**DATA SECTION**
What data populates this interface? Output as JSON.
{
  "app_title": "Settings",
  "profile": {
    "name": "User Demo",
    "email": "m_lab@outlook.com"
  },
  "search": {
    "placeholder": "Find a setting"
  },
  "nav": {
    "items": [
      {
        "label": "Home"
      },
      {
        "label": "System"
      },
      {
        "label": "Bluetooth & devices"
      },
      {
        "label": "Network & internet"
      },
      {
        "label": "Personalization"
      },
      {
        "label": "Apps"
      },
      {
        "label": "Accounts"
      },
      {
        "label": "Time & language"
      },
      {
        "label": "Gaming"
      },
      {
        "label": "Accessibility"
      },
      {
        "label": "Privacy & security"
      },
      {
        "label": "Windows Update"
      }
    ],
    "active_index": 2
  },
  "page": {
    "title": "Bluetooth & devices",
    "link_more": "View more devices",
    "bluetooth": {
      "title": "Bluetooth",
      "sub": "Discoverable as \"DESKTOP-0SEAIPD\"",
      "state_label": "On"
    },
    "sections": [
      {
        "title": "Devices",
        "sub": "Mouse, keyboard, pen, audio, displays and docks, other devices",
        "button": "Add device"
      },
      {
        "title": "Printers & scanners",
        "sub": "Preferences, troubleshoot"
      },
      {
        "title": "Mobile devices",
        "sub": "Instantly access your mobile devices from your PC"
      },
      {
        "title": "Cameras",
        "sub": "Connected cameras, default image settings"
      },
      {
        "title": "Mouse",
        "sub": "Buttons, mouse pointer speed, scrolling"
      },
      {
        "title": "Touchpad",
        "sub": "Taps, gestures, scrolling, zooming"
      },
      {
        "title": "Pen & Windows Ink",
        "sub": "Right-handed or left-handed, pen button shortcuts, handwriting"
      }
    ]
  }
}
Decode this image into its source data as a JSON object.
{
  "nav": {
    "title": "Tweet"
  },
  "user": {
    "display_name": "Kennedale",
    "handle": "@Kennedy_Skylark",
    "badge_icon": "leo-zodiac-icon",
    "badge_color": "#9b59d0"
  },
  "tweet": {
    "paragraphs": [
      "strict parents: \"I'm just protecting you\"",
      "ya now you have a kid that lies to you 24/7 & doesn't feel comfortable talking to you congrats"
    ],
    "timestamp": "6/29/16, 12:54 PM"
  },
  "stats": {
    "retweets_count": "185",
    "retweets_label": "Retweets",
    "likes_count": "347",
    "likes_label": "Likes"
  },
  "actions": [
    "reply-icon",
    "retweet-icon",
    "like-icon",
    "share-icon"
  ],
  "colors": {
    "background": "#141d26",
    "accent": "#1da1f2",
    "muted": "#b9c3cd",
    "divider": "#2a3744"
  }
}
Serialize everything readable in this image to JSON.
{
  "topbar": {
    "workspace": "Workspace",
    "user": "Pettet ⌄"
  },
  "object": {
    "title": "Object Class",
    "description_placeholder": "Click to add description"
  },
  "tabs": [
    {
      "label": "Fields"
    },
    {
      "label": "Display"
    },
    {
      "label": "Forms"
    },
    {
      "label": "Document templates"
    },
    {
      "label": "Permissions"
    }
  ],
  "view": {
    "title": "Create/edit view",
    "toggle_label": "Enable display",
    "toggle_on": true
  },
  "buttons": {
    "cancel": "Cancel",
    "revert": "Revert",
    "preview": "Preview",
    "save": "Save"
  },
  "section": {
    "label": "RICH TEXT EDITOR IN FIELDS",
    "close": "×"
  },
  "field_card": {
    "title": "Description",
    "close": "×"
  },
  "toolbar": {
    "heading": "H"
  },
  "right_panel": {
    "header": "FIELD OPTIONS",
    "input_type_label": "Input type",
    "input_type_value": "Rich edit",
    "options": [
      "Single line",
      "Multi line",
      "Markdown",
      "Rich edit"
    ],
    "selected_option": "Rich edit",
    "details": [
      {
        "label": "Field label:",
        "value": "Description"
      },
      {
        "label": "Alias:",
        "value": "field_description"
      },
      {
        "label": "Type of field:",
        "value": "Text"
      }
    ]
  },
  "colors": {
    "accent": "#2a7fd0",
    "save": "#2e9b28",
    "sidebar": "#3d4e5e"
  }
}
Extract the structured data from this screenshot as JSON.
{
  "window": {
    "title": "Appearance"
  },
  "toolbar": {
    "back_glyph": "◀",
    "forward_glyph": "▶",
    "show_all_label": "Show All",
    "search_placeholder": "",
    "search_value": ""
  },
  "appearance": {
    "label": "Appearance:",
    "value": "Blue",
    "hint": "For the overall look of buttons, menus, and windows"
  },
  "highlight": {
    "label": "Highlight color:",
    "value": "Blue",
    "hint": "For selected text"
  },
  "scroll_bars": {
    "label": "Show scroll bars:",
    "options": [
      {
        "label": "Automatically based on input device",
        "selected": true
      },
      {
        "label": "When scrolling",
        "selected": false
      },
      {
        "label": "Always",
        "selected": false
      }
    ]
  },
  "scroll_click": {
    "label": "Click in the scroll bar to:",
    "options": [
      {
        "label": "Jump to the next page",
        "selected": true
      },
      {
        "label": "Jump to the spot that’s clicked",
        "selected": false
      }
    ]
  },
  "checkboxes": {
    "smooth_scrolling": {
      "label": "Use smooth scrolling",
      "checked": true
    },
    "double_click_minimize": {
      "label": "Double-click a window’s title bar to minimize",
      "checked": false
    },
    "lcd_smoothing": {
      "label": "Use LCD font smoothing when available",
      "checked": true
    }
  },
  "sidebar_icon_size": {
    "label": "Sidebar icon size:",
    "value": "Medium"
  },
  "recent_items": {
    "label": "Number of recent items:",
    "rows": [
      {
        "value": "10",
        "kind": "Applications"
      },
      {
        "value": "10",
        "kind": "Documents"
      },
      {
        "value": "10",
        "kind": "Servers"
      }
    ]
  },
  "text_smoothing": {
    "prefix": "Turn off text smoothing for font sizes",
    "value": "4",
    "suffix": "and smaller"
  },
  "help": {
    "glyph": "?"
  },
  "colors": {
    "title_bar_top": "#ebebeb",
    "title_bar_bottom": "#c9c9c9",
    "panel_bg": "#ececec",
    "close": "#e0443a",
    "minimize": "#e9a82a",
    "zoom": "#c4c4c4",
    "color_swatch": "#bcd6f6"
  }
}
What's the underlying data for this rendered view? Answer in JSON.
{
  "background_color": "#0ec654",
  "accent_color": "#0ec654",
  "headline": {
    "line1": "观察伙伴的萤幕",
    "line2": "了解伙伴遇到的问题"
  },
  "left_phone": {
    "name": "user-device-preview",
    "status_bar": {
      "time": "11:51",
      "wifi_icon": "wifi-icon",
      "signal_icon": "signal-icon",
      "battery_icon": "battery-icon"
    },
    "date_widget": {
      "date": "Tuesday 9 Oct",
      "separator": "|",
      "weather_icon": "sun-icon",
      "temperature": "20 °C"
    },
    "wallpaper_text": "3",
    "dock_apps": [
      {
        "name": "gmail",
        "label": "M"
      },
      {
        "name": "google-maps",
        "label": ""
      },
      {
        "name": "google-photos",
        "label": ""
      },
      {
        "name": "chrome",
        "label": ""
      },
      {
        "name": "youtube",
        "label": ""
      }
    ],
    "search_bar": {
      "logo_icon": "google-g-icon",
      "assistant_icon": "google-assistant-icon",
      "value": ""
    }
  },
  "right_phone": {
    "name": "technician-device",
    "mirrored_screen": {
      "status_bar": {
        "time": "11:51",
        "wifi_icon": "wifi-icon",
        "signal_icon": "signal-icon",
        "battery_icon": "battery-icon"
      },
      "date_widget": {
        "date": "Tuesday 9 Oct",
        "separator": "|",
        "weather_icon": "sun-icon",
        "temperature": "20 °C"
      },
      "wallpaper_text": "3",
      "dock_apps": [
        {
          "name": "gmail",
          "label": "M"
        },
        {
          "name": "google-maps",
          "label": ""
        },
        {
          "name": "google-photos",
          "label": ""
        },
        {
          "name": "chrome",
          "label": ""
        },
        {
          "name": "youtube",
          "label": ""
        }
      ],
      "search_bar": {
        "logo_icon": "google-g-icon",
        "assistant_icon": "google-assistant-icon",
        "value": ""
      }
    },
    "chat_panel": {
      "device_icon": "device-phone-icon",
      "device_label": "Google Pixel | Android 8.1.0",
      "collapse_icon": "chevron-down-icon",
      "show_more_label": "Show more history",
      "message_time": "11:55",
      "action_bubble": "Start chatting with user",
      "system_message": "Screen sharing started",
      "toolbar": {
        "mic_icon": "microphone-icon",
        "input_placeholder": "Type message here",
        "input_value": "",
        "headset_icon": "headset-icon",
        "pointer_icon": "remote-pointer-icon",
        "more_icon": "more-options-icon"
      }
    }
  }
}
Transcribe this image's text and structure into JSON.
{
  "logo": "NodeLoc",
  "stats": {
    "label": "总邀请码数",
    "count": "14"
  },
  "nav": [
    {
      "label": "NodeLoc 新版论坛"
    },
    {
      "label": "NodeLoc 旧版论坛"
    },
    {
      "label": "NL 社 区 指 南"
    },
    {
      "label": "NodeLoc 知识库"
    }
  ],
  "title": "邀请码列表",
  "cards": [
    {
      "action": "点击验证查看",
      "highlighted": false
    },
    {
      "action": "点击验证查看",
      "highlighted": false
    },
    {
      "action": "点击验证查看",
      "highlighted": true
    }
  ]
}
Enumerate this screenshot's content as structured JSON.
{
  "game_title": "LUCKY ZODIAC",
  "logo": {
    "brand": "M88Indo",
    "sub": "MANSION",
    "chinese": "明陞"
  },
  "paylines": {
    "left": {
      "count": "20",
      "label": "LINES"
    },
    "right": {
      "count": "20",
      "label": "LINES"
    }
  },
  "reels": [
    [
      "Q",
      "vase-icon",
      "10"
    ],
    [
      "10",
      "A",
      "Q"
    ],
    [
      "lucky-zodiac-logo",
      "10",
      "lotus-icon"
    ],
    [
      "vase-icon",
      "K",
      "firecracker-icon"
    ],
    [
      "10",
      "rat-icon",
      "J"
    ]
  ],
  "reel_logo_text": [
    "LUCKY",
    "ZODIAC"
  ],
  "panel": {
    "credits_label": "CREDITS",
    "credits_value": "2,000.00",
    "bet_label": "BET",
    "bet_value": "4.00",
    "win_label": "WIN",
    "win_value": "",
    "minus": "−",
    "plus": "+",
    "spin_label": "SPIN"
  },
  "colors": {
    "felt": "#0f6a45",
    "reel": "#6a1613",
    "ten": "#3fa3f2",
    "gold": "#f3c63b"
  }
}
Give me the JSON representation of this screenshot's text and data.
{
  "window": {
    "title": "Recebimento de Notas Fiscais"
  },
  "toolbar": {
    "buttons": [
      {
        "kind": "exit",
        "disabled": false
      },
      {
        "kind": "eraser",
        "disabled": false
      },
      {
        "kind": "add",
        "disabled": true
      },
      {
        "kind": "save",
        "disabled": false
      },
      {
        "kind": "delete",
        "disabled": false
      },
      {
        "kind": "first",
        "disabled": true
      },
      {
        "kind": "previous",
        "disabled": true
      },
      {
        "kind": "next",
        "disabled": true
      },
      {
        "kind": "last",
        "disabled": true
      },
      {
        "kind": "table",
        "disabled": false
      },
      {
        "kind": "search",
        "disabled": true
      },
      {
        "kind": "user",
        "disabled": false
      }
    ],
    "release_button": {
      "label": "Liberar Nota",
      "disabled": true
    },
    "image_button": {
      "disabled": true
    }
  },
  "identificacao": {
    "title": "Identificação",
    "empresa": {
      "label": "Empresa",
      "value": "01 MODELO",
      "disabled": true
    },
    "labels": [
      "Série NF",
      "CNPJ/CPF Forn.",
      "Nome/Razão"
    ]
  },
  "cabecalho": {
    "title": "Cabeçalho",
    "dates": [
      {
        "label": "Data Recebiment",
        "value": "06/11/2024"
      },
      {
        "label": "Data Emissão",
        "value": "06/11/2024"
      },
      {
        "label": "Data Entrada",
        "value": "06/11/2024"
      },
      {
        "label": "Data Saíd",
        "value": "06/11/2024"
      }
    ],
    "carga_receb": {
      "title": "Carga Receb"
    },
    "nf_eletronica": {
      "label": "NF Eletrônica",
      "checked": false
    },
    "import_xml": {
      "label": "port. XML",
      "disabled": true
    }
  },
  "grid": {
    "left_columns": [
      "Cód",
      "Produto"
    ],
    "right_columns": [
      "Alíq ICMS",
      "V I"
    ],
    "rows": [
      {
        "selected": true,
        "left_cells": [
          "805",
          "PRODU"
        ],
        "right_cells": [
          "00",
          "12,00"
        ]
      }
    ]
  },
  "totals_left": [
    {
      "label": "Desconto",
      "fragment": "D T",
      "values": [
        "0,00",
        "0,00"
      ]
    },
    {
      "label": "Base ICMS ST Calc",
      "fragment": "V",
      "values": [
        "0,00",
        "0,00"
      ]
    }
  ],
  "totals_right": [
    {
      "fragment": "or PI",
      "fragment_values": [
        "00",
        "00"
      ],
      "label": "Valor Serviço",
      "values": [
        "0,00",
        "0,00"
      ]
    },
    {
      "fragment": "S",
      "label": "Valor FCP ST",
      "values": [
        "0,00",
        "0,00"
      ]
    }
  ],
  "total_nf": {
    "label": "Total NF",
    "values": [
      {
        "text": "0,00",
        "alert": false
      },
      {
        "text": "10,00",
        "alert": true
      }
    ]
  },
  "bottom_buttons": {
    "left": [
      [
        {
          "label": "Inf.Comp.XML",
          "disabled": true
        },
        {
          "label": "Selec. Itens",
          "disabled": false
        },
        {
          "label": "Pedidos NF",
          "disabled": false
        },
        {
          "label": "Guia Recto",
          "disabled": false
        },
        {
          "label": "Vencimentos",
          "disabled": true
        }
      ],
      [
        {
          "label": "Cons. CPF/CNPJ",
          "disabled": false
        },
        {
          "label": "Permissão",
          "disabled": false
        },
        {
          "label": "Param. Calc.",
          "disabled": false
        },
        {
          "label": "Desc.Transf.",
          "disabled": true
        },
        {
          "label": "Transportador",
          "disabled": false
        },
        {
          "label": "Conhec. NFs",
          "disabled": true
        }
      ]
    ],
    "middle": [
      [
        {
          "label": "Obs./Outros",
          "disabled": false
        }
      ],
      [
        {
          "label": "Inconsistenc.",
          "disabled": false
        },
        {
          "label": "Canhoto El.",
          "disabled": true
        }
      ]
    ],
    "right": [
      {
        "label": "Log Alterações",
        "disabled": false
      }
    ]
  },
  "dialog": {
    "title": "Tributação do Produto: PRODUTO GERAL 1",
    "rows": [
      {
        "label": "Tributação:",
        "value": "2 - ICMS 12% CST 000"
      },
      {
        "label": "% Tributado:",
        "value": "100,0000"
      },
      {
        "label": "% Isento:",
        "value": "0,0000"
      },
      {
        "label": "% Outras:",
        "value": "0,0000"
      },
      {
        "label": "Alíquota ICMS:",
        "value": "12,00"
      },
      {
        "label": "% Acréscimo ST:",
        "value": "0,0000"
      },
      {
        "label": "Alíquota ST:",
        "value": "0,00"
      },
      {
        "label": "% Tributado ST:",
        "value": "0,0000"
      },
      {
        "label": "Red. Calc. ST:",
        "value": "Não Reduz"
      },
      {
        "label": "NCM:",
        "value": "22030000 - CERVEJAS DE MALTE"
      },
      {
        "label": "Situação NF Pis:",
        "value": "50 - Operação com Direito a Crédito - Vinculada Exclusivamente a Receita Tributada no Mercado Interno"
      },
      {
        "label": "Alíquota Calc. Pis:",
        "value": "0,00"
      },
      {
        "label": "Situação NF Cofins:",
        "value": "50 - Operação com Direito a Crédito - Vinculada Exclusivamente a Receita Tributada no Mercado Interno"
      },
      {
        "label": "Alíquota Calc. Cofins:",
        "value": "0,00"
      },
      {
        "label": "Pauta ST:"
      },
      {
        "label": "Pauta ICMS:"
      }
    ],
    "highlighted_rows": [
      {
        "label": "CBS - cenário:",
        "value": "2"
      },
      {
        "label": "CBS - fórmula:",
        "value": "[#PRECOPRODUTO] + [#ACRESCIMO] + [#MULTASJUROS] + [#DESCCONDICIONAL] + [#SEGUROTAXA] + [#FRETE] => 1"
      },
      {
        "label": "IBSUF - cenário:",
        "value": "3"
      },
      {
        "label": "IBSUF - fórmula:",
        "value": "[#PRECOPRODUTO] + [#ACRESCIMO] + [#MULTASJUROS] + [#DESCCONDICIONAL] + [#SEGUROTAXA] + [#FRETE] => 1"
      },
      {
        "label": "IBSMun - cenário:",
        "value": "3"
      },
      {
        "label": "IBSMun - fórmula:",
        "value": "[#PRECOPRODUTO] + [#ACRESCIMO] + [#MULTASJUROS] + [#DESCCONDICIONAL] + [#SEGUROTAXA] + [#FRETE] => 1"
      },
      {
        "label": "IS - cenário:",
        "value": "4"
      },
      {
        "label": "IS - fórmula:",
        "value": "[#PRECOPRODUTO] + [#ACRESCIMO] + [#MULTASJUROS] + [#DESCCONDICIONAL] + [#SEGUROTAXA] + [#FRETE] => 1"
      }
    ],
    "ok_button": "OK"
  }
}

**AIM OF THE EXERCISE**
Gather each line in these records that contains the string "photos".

**ANSWER BELOW**
        "name": "google-photos",
          "name": "google-photos",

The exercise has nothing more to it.